PROMPT> Your response must be the entire set of entries, reproduced word for word.

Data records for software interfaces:
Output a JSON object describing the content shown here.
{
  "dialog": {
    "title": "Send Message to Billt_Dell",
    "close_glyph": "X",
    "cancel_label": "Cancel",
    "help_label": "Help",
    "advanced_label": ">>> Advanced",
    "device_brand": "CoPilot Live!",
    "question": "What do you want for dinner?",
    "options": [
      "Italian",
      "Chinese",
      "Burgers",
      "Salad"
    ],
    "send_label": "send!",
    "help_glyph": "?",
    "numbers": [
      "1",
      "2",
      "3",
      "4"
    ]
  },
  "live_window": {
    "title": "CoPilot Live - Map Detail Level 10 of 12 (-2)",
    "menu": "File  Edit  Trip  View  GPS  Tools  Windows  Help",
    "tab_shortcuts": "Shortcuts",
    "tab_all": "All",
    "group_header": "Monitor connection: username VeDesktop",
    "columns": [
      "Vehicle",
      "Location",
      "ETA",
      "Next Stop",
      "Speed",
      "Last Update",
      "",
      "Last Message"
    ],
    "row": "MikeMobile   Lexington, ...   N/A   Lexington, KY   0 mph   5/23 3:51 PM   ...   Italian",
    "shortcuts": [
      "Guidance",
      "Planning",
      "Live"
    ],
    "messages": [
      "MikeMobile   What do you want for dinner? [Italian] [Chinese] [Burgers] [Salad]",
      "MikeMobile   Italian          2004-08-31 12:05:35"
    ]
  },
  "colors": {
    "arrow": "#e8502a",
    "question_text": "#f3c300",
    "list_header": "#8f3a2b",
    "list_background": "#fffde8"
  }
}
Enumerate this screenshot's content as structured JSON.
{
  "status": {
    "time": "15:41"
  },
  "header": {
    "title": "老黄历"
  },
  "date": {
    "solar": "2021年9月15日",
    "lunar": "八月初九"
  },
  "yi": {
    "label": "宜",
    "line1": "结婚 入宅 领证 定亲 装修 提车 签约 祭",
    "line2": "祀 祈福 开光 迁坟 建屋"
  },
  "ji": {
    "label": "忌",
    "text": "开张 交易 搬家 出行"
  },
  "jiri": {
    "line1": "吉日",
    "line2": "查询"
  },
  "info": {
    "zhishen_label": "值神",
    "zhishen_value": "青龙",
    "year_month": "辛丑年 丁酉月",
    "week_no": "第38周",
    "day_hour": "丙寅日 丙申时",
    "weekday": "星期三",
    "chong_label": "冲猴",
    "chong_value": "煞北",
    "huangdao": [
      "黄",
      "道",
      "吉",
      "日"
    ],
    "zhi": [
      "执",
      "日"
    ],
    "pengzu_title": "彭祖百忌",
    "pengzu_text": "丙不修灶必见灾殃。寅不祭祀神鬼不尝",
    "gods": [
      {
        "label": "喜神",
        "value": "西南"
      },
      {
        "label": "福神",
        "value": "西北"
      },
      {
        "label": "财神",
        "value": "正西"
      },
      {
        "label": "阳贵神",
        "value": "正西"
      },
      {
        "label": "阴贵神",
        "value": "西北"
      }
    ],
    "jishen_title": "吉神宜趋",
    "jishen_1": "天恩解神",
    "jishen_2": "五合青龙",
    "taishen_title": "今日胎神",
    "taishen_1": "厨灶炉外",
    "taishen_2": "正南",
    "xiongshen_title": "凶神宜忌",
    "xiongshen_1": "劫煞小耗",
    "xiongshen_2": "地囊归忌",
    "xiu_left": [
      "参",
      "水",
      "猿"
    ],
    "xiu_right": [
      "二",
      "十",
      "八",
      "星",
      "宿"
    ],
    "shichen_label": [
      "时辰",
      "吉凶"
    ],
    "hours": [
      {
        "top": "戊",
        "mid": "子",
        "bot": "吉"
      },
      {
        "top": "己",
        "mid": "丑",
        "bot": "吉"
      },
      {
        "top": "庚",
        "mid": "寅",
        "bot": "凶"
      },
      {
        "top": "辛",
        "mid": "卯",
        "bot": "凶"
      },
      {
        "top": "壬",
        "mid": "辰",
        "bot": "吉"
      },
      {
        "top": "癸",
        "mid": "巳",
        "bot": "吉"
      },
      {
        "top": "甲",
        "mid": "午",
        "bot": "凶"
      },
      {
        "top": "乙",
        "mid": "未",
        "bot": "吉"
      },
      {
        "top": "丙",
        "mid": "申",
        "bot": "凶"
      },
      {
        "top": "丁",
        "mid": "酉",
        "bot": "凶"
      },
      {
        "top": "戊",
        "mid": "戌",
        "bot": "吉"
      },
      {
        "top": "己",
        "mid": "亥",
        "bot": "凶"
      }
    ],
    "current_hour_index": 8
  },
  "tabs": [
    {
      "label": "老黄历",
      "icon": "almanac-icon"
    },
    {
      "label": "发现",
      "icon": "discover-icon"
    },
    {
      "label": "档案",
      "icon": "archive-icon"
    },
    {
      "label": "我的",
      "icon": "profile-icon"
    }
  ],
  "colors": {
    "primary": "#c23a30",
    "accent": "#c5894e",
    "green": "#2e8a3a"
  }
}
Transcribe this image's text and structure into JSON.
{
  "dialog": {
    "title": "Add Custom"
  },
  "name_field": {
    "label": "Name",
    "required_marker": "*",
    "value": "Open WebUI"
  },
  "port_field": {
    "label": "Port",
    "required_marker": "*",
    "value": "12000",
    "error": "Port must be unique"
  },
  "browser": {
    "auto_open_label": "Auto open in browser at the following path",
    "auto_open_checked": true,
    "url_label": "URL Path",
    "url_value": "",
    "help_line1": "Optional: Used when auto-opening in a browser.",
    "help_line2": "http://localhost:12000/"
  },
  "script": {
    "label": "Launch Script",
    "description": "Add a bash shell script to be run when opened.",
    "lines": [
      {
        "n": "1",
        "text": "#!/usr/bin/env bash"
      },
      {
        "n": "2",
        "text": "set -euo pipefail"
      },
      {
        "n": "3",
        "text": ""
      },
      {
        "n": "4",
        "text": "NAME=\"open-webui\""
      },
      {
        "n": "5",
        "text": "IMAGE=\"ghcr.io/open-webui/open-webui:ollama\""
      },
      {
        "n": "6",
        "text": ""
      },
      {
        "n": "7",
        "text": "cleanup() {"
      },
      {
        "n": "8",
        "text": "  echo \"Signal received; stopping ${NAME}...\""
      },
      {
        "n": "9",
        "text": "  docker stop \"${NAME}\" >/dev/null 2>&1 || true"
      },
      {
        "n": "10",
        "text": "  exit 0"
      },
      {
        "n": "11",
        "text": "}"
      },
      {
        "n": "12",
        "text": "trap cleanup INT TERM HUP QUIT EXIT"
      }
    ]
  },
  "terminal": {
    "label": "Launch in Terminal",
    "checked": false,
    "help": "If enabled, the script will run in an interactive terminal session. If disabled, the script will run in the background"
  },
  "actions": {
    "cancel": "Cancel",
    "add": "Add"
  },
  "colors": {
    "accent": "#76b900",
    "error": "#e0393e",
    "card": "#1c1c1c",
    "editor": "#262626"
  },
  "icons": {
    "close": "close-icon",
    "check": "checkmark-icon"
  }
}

RESPONSE AREA>
Output a JSON object describing the content shown here.
{
  "dialog": {
    "title": "Send Message to Billt_Dell",
    "close_glyph": "X",
    "cancel_label": "Cancel",
    "help_label": "Help",
    "advanced_label": ">>> Advanced",
    "device_brand": "CoPilot Live!",
    "question": "What do you want for dinner?",
    "options": [
      "Italian",
      "Chinese",
      "Burgers",
      "Salad"
    ],
    "send_label": "send!",
    "help_glyph": "?",
    "numbers": [
      "1",
      "2",
      "3",
      "4"
    ]
  },
  "live_window": {
    "title": "CoPilot Live - Map Detail Level 10 of 12 (-2)",
    "menu": "File  Edit  Trip  View  GPS  Tools  Windows  Help",
    "tab_shortcuts": "Shortcuts",
    "tab_all": "All",
    "group_header": "Monitor connection: username VeDesktop",
    "columns": [
      "Vehicle",
      "Location",
      "ETA",
      "Next Stop",
      "Speed",
      "Last Update",
      "",
      "Last Message"
    ],
    "row": "MikeMobile   Lexington, ...   N/A   Lexington, KY   0 mph   5/23 3:51 PM   ...   Italian",
    "shortcuts": [
      "Guidance",
      "Planning",
      "Live"
    ],
    "messages": [
      "MikeMobile   What do you want for dinner? [Italian] [Chinese] [Burgers] [Salad]",
      "MikeMobile   Italian          2004-08-31 12:05:35"
    ]
  },
  "colors": {
    "arrow": "#e8502a",
    "question_text": "#f3c300",
    "list_header": "#8f3a2b",
    "list_background": "#fffde8"
  }
}
Enumerate this screenshot's content as structured JSON.
{
  "status": {
    "time": "15:41"
  },
  "header": {
    "title": "老黄历"
  },
  "date": {
    "solar": "2021年9月15日",
    "lunar": "八月初九"
  },
  "yi": {
    "label": "宜",
    "line1": "结婚 入宅 领证 定亲 装修 提车 签约 祭",
    "line2": "祀 祈福 开光 迁坟 建屋"
  },
  "ji": {
    "label": "忌",
    "text": "开张 交易 搬家 出行"
  },
  "jiri": {
    "line1": "吉日",
    "line2": "查询"
  },
  "info": {
    "zhishen_label": "值神",
    "zhishen_value": "青龙",
    "year_month": "辛丑年 丁酉月",
    "week_no": "第38周",
    "day_hour": "丙寅日 丙申时",
    "weekday": "星期三",
    "chong_label": "冲猴",
    "chong_value": "煞北",
    "huangdao": [
      "黄",
      "道",
      "吉",
      "日"
    ],
    "zhi": [
      "执",
      "日"
    ],
    "pengzu_title": "彭祖百忌",
    "pengzu_text": "丙不修灶必见灾殃。寅不祭祀神鬼不尝",
    "gods": [
      {
        "label": "喜神",
        "value": "西南"
      },
      {
        "label": "福神",
        "value": "西北"
      },
      {
        "label": "财神",
        "value": "正西"
      },
      {
        "label": "阳贵神",
        "value": "正西"
      },
      {
        "label": "阴贵神",
        "value": "西北"
      }
    ],
    "jishen_title": "吉神宜趋",
    "jishen_1": "天恩解神",
    "jishen_2": "五合青龙",
    "taishen_title": "今日胎神",
    "taishen_1": "厨灶炉外",
    "taishen_2": "正南",
    "xiongshen_title": "凶神宜忌",
    "xiongshen_1": "劫煞小耗",
    "xiongshen_2": "地囊归忌",
    "xiu_left": [
      "参",
      "水",
      "猿"
    ],
    "xiu_right": [
      "二",
      "十",
      "八",
      "星",
      "宿"
    ],
    "shichen_label": [
      "时辰",
      "吉凶"
    ],
    "hours": [
      {
        "top": "戊",
        "mid": "子",
        "bot": "吉"
      },
      {
        "top": "己",
        "mid": "丑",
        "bot": "吉"
      },
      {
        "top": "庚",
        "mid": "寅",
        "bot": "凶"
      },
      {
        "top": "辛",
        "mid": "卯",
        "bot": "凶"
      },
      {
        "top": "壬",
        "mid": "辰",
        "bot": "吉"
      },
      {
        "top": "癸",
        "mid": "巳",
        "bot": "吉"
      },
      {
        "top": "甲",
        "mid": "午",
        "bot": "凶"
      },
      {
        "top": "乙",
        "mid": "未",
        "bot": "吉"
      },
      {
        "top": "丙",
        "mid": "申",
        "bot": "凶"
      },
      {
        "top": "丁",
        "mid": "酉",
        "bot": "凶"
      },
      {
        "top": "戊",
        "mid": "戌",
        "bot": "吉"
      },
      {
        "top": "己",
        "mid": "亥",
        "bot": "凶"
      }
    ],
    "current_hour_index": 8
  },
  "tabs": [
    {
      "label": "老黄历",
      "icon": "almanac-icon"
    },
    {
      "label": "发现",
      "icon": "discover-icon"
    },
    {
      "label": "档案",
      "icon": "archive-icon"
    },
    {
      "label": "我的",
      "icon": "profile-icon"
    }
  ],
  "colors": {
    "primary": "#c23a30",
    "accent": "#c5894e",
    "green": "#2e8a3a"
  }
}
Transcribe this image's text and structure into JSON.
{
  "dialog": {
    "title": "Add Custom"
  },
  "name_field": {
    "label": "Name",
    "required_marker": "*",
    "value": "Open WebUI"
  },
  "port_field": {
    "label": "Port",
    "required_marker": "*",
    "value": "12000",
    "error": "Port must be unique"
  },
  "browser": {
    "auto_open_label": "Auto open in browser at the following path",
    "auto_open_checked": true,
    "url_label": "URL Path",
    "url_value": "",
    "help_line1": "Optional: Used when auto-opening in a browser.",
    "help_line2": "http://localhost:12000/"
  },
  "script": {
    "label": "Launch Script",
    "description": "Add a bash shell script to be run when opened.",
    "lines": [
      {
        "n": "1",
        "text": "#!/usr/bin/env bash"
      },
      {
        "n": "2",
        "text": "set -euo pipefail"
      },
      {
        "n": "3",
        "text": ""
      },
      {
        "n": "4",
        "text": "NAME=\"open-webui\""
      },
      {
        "n": "5",
        "text": "IMAGE=\"ghcr.io/open-webui/open-webui:ollama\""
      },
      {
        "n": "6",
        "text": ""
      },
      {
        "n": "7",
        "text": "cleanup() {"
      },
      {
        "n": "8",
        "text": "  echo \"Signal received; stopping ${NAME}...\""
      },
      {
        "n": "9",
        "text": "  docker stop \"${NAME}\" >/dev/null 2>&1 || true"
      },
      {
        "n": "10",
        "text": "  exit 0"
      },
      {
        "n": "11",
        "text": "}"
      },
      {
        "n": "12",
        "text": "trap cleanup INT TERM HUP QUIT EXIT"
      }
    ]
  },
  "terminal": {
    "label": "Launch in Terminal",
    "checked": false,
    "help": "If enabled, the script will run in an interactive terminal session. If disabled, the script will run in the background"
  },
  "actions": {
    "cancel": "Cancel",
    "add": "Add"
  },
  "colors": {
    "accent": "#76b900",
    "error": "#e0393e",
    "card": "#1c1c1c",
    "editor": "#262626"
  },
  "icons": {
    "close": "close-icon",
    "check": "checkmark-icon"
  }
}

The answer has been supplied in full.